Premier League legend Ashley Cole announces retirement, plans move into coaching

LONDON: Former England defender Ashley Cole is planning a move into coaching after announcing his retirement from football.

Cole won 13 major titles during his 20-year career, including the 2012 Champions League with Chelsea, three Premier League titles and seven FA Cups.

The 38-year-old Cole, who also won 107 caps for England, announced his retirement Sunday while working as a pundit on British broadcaster Sky Sports.

"After hard thinking and consideration, it was obviously time to hang my boots up and look towards my next chapter, which will hopefully be coaching. I'm doing a course at the moment," Cole said. "Now I want to be great at being a coach."

Cole said he was most proud of his haul of England caps. Only Peter Shilton, Wayne Rooney, David Beckham, Steven Gerrard and Bobby Moore have made more appearances for the country.

Cole began his career with Arsenal and, after a brief loan spell at Crystal Palace, went on to make more than 200 appearances for the Gunners, lifting the FA Cup three times and winning the Premier League twice. He was a member of the "Invincibles" team which went through the 2003-04 Premier League season unbeaten.

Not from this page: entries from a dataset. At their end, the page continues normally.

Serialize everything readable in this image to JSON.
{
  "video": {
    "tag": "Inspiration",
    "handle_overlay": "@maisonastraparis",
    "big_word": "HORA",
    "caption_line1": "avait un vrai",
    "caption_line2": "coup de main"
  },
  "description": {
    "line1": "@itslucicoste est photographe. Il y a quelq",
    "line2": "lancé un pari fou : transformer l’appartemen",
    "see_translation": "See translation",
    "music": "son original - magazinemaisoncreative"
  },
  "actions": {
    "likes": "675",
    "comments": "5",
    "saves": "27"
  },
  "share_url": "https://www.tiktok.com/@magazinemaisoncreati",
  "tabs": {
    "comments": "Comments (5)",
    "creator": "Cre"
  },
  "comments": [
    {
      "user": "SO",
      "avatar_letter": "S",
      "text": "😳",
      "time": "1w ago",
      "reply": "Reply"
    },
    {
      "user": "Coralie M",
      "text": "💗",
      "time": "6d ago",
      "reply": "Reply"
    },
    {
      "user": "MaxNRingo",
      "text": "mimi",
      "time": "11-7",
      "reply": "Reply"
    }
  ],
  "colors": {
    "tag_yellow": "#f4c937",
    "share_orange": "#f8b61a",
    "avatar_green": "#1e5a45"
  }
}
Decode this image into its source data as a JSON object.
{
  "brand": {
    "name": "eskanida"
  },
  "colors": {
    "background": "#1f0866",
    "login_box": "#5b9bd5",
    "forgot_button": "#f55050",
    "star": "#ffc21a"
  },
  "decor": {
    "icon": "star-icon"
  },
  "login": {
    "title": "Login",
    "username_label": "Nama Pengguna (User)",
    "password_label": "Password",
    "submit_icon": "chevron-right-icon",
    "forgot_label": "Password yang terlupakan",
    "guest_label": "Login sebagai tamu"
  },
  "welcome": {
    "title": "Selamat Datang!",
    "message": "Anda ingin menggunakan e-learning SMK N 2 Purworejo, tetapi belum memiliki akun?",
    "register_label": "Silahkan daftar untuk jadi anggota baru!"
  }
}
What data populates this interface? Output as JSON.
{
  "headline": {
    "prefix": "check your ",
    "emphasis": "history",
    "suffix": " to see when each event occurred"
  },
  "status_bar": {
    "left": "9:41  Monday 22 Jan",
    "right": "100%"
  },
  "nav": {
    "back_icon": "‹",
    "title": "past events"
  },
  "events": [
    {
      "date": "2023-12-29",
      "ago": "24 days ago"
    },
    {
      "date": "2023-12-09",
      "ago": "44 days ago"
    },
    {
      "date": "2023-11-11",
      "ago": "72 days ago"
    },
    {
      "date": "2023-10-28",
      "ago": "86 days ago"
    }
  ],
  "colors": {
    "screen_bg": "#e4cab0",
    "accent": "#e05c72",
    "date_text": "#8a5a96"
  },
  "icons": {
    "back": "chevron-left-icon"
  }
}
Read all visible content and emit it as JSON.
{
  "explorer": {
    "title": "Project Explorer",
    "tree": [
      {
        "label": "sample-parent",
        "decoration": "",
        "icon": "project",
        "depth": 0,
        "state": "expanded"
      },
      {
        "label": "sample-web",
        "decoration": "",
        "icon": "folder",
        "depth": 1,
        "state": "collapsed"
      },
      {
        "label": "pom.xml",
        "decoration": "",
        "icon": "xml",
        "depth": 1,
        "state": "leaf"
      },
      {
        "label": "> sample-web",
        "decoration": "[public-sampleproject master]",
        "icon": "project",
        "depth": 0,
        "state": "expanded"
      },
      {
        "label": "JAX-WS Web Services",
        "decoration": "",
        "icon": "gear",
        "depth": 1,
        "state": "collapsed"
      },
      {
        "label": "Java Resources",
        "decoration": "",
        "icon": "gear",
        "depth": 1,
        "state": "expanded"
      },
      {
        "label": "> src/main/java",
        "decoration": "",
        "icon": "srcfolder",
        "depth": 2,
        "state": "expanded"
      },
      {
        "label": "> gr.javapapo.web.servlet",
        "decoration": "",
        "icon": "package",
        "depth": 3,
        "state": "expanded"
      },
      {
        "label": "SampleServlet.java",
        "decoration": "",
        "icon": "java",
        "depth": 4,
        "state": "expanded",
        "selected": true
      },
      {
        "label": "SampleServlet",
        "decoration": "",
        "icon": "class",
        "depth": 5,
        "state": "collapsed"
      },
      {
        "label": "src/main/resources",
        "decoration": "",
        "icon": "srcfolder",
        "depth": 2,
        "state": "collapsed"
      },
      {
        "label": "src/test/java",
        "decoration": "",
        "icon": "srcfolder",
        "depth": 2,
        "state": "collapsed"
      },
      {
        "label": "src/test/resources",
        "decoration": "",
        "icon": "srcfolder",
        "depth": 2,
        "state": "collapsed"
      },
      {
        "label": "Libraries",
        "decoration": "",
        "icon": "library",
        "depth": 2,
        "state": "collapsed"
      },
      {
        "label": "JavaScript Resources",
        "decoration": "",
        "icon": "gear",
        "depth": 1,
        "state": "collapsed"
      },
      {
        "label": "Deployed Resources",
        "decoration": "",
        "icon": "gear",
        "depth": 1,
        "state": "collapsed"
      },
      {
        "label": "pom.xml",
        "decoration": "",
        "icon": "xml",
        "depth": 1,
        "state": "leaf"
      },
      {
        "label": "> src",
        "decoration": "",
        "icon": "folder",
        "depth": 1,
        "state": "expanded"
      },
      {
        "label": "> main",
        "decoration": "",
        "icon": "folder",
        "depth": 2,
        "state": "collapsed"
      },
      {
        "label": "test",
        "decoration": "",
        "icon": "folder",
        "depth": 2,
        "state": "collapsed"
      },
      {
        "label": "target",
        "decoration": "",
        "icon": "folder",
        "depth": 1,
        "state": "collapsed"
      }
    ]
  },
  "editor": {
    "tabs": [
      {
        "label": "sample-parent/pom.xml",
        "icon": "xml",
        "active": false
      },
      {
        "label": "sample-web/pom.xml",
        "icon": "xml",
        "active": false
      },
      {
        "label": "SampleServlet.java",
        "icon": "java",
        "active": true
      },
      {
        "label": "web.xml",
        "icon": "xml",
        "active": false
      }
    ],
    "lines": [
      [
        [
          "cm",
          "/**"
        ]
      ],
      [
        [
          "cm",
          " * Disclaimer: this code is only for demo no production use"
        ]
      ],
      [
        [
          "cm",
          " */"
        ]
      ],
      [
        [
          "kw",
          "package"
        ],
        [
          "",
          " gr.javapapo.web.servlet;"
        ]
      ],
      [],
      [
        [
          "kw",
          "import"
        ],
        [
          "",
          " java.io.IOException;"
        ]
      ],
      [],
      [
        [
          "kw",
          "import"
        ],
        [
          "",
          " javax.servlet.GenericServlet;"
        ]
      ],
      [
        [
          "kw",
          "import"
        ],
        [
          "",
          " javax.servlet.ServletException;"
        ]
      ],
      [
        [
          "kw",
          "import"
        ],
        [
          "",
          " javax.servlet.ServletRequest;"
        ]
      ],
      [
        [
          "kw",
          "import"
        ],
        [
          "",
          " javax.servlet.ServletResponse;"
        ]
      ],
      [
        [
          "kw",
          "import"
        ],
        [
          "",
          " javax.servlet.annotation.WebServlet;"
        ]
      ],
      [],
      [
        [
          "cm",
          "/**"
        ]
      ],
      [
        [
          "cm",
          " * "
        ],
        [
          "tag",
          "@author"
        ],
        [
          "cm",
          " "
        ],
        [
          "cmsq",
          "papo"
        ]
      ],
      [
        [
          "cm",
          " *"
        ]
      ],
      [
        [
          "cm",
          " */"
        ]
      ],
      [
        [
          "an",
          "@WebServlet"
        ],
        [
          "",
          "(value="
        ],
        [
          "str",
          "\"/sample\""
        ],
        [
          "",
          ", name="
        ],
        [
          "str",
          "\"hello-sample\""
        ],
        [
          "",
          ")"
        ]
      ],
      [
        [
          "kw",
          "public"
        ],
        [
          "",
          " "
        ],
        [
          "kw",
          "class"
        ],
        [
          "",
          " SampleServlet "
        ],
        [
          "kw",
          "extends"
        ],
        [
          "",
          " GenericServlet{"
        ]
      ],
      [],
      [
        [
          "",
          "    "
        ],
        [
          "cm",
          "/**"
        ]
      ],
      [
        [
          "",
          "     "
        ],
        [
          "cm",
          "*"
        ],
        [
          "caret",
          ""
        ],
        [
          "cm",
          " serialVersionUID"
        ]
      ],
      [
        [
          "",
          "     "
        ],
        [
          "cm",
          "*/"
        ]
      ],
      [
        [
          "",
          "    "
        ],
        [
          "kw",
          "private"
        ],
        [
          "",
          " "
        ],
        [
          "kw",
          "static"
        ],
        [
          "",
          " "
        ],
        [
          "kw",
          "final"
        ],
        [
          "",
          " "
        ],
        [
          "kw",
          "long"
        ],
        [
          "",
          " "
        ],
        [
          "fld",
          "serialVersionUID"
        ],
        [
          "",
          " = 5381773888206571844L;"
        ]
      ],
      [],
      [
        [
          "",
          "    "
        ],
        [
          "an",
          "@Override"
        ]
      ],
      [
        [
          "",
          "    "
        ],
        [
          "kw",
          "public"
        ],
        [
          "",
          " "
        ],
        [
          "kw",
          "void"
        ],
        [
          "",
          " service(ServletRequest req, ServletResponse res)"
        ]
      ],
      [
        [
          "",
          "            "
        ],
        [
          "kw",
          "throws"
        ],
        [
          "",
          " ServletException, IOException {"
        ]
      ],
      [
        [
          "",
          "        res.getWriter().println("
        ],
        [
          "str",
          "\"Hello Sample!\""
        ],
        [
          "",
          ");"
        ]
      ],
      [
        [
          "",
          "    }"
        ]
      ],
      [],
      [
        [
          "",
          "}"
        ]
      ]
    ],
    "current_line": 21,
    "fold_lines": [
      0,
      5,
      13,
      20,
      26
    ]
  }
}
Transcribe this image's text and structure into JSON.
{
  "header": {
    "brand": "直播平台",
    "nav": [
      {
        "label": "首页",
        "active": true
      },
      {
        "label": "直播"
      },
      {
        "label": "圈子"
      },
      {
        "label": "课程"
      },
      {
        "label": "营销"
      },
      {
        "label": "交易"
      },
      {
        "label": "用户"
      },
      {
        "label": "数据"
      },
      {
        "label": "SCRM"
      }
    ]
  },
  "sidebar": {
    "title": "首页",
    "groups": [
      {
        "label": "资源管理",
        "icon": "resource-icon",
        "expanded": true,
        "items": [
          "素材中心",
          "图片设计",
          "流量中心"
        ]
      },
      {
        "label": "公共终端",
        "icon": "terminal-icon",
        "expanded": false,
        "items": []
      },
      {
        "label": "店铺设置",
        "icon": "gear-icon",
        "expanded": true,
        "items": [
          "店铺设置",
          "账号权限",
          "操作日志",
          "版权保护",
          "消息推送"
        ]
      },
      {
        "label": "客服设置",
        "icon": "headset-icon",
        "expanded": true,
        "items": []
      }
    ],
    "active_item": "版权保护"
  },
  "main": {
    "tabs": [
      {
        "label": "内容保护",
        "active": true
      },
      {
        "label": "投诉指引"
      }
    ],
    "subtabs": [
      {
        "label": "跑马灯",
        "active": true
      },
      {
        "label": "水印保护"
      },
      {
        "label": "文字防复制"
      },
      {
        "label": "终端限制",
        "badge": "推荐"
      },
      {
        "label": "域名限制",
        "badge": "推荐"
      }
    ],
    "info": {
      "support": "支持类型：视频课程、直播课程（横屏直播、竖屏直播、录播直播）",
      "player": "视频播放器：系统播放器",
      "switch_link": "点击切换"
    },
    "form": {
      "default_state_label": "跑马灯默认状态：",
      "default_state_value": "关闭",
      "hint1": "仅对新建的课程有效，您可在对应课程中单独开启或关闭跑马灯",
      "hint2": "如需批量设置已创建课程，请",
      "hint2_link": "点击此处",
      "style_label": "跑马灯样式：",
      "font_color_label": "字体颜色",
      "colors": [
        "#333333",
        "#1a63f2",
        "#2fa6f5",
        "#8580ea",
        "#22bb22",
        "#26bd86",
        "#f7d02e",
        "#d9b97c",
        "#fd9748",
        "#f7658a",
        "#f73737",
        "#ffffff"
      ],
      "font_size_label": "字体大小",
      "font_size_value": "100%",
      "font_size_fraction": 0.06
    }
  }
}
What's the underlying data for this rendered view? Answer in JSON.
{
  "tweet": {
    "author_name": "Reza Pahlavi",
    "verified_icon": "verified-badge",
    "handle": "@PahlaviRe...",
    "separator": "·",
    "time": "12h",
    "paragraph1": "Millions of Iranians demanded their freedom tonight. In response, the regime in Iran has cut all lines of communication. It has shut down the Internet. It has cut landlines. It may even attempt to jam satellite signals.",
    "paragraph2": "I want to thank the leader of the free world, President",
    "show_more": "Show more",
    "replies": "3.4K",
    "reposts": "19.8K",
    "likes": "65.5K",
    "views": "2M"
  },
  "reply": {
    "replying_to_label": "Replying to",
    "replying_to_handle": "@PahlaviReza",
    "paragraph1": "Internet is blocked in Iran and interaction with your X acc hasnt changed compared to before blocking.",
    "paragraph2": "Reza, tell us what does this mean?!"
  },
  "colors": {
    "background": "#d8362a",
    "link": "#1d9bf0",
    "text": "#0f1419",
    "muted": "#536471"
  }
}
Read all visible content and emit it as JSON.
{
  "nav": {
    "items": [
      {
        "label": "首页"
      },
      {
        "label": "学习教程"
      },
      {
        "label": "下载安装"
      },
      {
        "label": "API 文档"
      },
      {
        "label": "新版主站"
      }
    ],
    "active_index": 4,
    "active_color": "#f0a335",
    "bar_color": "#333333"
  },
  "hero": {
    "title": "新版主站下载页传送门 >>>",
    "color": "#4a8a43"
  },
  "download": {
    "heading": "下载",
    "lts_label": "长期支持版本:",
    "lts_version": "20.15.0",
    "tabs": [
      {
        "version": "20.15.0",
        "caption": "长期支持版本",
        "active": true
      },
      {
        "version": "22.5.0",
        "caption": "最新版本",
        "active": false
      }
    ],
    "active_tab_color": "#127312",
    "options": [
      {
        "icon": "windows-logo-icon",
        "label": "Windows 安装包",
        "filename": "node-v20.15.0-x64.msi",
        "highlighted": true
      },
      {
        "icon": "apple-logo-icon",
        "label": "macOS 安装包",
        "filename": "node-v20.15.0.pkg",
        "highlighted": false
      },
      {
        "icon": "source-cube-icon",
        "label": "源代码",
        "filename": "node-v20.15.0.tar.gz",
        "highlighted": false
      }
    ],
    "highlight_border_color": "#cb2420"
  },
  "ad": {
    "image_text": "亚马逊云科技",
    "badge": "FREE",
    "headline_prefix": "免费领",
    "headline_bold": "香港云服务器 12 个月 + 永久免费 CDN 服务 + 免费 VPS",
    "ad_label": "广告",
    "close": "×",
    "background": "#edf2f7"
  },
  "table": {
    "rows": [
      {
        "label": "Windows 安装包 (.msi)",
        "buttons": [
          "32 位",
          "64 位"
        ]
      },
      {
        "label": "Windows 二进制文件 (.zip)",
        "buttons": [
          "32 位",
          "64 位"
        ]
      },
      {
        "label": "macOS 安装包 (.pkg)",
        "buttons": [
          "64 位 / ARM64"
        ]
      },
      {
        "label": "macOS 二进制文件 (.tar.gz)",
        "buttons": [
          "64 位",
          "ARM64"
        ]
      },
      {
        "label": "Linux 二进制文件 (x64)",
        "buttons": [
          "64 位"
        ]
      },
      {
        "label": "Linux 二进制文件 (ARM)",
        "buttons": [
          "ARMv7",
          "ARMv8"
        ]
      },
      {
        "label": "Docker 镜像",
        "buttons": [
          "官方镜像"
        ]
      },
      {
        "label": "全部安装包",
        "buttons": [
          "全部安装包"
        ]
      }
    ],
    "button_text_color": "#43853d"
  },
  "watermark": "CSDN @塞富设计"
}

He left the club in acrimonious circumstances in 2006 and was fined £100,000 ($121,500) — later reduced to £75,000 on appeal — for his part in an illegal approach from Chelsea in 2005, the club he would join the following year.

Cole won the FA Cup in his first season at Stamford Bridge and four times in total and also won the Premier League in 2010 and the Champions League in 2012, scoring in the penalty shootout as Chelsea beat Bayern Munich.

After leaving Chelsea in 2014, Cole had spells with Roma and LA Galaxy before ending his playing career under former Chelsea teammate Frank Lampard at Derby in England's second tier.